• _Material supplied_:
——————

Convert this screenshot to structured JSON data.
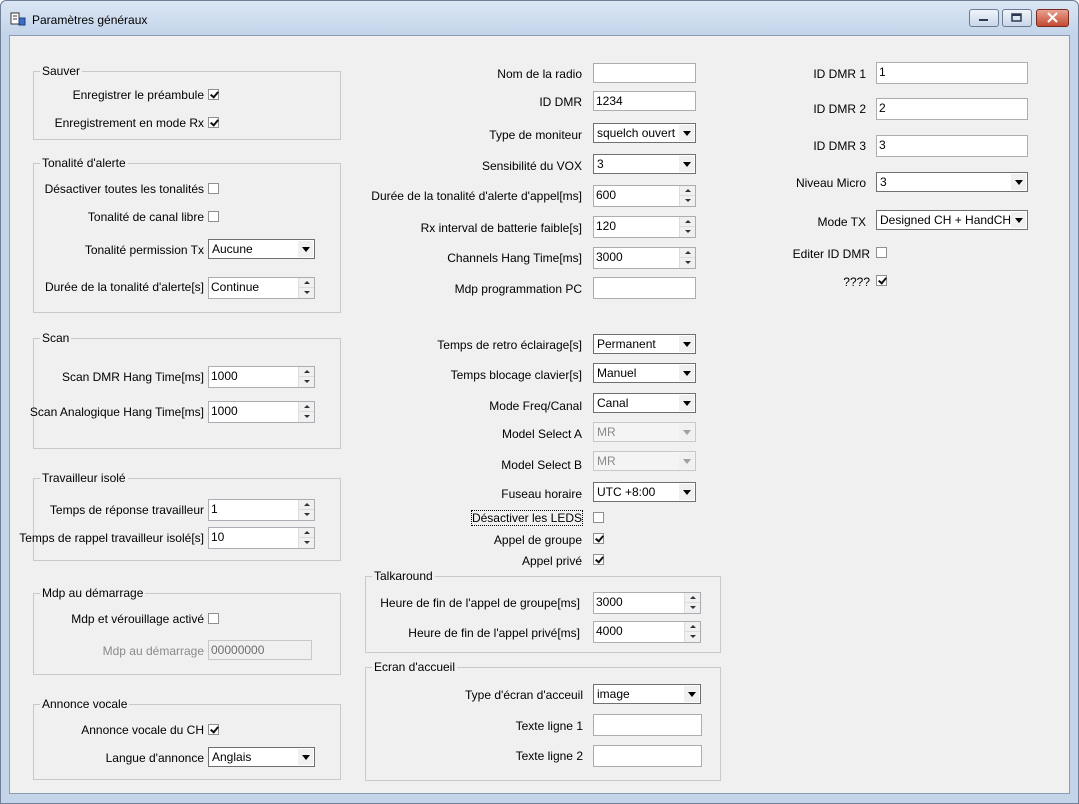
{
  "window": {
    "title": "Paramètres généraux"
  },
  "groups": {
    "sauver": {
      "title": "Sauver",
      "preamble_label": "Enregistrer le préambule",
      "preamble_checked": true,
      "rx_label": "Enregistrement en mode Rx",
      "rx_checked": true
    },
    "tonalite": {
      "title": "Tonalité d'alerte",
      "disable_all_label": "Désactiver toutes les tonalités",
      "disable_all_checked": false,
      "free_channel_label": "Tonalité de canal libre",
      "free_channel_checked": false,
      "tx_permit_label": "Tonalité permission Tx",
      "tx_permit_value": "Aucune",
      "duration_label": "Durée de la tonalité d'alerte[s]",
      "duration_value": "Continue"
    },
    "scan": {
      "title": "Scan",
      "dmr_label": "Scan DMR Hang Time[ms]",
      "dmr_value": "1000",
      "analog_label": "Scan Analogique Hang Time[ms]",
      "analog_value": "1000"
    },
    "travailleur": {
      "title": "Travailleur isolé",
      "response_label": "Temps de réponse travailleur",
      "response_value": "1",
      "reminder_label": "Temps de rappel travailleur isolé[s]",
      "reminder_value": "10"
    },
    "mdp": {
      "title": "Mdp au démarrage",
      "lock_label": "Mdp et vérouillage activé",
      "lock_checked": false,
      "pwd_label": "Mdp au démarrage",
      "pwd_value": "00000000"
    },
    "annonce": {
      "title": "Annonce vocale",
      "ch_label": "Annonce vocale du CH",
      "ch_checked": true,
      "lang_label": "Langue d'annonce",
      "lang_value": "Anglais"
    },
    "talkaround": {
      "title": "Talkaround",
      "group_end_label": "Heure de fin de l'appel de groupe[ms]",
      "group_end_value": "3000",
      "private_end_label": "Heure de fin de l'appel privé[ms]",
      "private_end_value": "4000"
    },
    "ecran": {
      "title": "Ecran d'accueil",
      "type_label": "Type d'écran d'acceuil",
      "type_value": "image",
      "line1_label": "Texte ligne 1",
      "line1_value": "",
      "line2_label": "Texte ligne 2",
      "line2_value": ""
    }
  },
  "middle": {
    "radio_name_label": "Nom de la radio",
    "radio_name_value": "",
    "dmr_id_label": "ID DMR",
    "dmr_id_value": "1234",
    "monitor_label": "Type de moniteur",
    "monitor_value": "squelch ouvert",
    "vox_label": "Sensibilité du VOX",
    "vox_value": "3",
    "call_tone_label": "Durée de la tonalité d'alerte d'appel[ms]",
    "call_tone_value": "600",
    "battery_label": "Rx interval de batterie faible[s]",
    "battery_value": "120",
    "hang_label": "Channels Hang Time[ms]",
    "hang_value": "3000",
    "pc_pwd_label": "Mdp programmation PC",
    "pc_pwd_value": "",
    "backlight_label": "Temps de retro éclairage[s]",
    "backlight_value": "Permanent",
    "keylock_label": "Temps blocage clavier[s]",
    "keylock_value": "Manuel",
    "freq_mode_label": "Mode Freq/Canal",
    "freq_mode_value": "Canal",
    "model_a_label": "Model Select A",
    "model_a_value": "MR",
    "model_b_label": "Model Select B",
    "model_b_value": "MR",
    "timezone_label": "Fuseau horaire",
    "timezone_value": "UTC +8:00",
    "leds_label": "Désactiver les LEDS",
    "leds_checked": false,
    "group_call_label": "Appel de groupe",
    "group_call_checked": true,
    "private_call_label": "Appel privé",
    "private_call_checked": true
  },
  "right": {
    "dmr1_label": "ID DMR 1",
    "dmr1_value": "1",
    "dmr2_label": "ID DMR 2",
    "dmr2_value": "2",
    "dmr3_label": "ID DMR 3",
    "dmr3_value": "3",
    "mic_label": "Niveau Micro",
    "mic_value": "3",
    "tx_mode_label": "Mode TX",
    "tx_mode_value": "Designed CH + HandCH",
    "edit_dmr_label": "Editer ID DMR",
    "edit_dmr_checked": false,
    "unknown_label": "????",
    "unknown_checked": true
  }
}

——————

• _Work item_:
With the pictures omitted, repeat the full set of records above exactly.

• _Exercise output_:
Convert this screenshot to structured JSON data.
{
  "window": {
    "title": "Paramètres généraux"
  },
  "groups": {
    "sauver": {
      "title": "Sauver",
      "preamble_label": "Enregistrer le préambule",
      "preamble_checked": true,
      "rx_label": "Enregistrement en mode Rx",
      "rx_checked": true
    },
    "tonalite": {
      "title": "Tonalité d'alerte",
      "disable_all_label": "Désactiver toutes les tonalités",
      "disable_all_checked": false,
      "free_channel_label": "Tonalité de canal libre",
      "free_channel_checked": false,
      "tx_permit_label": "Tonalité permission Tx",
      "tx_permit_value": "Aucune",
      "duration_label": "Durée de la tonalité d'alerte[s]",
      "duration_value": "Continue"
    },
    "scan": {
      "title": "Scan",
      "dmr_label": "Scan DMR Hang Time[ms]",
      "dmr_value": "1000",
      "analog_label": "Scan Analogique Hang Time[ms]",
      "analog_value": "1000"
    },
    "travailleur": {
      "title": "Travailleur isolé",
      "response_label": "Temps de réponse travailleur",
      "response_value": "1",
      "reminder_label": "Temps de rappel travailleur isolé[s]",
      "reminder_value": "10"
    },
    "mdp": {
      "title": "Mdp au démarrage",
      "lock_label": "Mdp et vérouillage activé",
      "lock_checked": false,
      "pwd_label": "Mdp au démarrage",
      "pwd_value": "00000000"
    },
    "annonce": {
      "title": "Annonce vocale",
      "ch_label": "Annonce vocale du CH",
      "ch_checked": true,
      "lang_label": "Langue d'annonce",
      "lang_value": "Anglais"
    },
    "talkaround": {
      "title": "Talkaround",
      "group_end_label": "Heure de fin de l'appel de groupe[ms]",
      "group_end_value": "3000",
      "private_end_label": "Heure de fin de l'appel privé[ms]",
      "private_end_value": "4000"
    },
    "ecran": {
      "title": "Ecran d'accueil",
      "type_label": "Type d'écran d'acceuil",
      "type_value": "image",
      "line1_label": "Texte ligne 1",
      "line1_value": "",
      "line2_label": "Texte ligne 2",
      "line2_value": ""
    }
  },
  "middle": {
    "radio_name_label": "Nom de la radio",
    "radio_name_value": "",
    "dmr_id_label": "ID DMR",
    "dmr_id_value": "1234",
    "monitor_label": "Type de moniteur",
    "monitor_value": "squelch ouvert",
    "vox_label": "Sensibilité du VOX",
    "vox_value": "3",
    "call_tone_label": "Durée de la tonalité d'alerte d'appel[ms]",
    "call_tone_value": "600",
    "battery_label": "Rx interval de batterie faible[s]",
    "battery_value": "120",
    "hang_label": "Channels Hang Time[ms]",
    "hang_value": "3000",
    "pc_pwd_label": "Mdp programmation PC",
    "pc_pwd_value": "",
    "backlight_label": "Temps de retro éclairage[s]",
    "backlight_value": "Permanent",
    "keylock_label": "Temps blocage clavier[s]",
    "keylock_value": "Manuel",
    "freq_mode_label": "Mode Freq/Canal",
    "freq_mode_value": "Canal",
    "model_a_label": "Model Select A",
    "model_a_value": "MR",
    "model_b_label": "Model Select B",
    "model_b_value": "MR",
    "timezone_label": "Fuseau horaire",
    "timezone_value": "UTC +8:00",
    "leds_label": "Désactiver les LEDS",
    "leds_checked": false,
    "group_call_label": "Appel de groupe",
    "group_call_checked": true,
    "private_call_label": "Appel privé",
    "private_call_checked": true
  },
  "right": {
    "dmr1_label": "ID DMR 1",
    "dmr1_value": "1",
    "dmr2_label": "ID DMR 2",
    "dmr2_value": "2",
    "dmr3_label": "ID DMR 3",
    "dmr3_value": "3",
    "mic_label": "Niveau Micro",
    "mic_value": "3",
    "tx_mode_label": "Mode TX",
    "tx_mode_value": "Designed CH + HandCH",
    "edit_dmr_label": "Editer ID DMR",
    "edit_dmr_checked": false,
    "unknown_label": "????",
    "unknown_checked": true
  }
}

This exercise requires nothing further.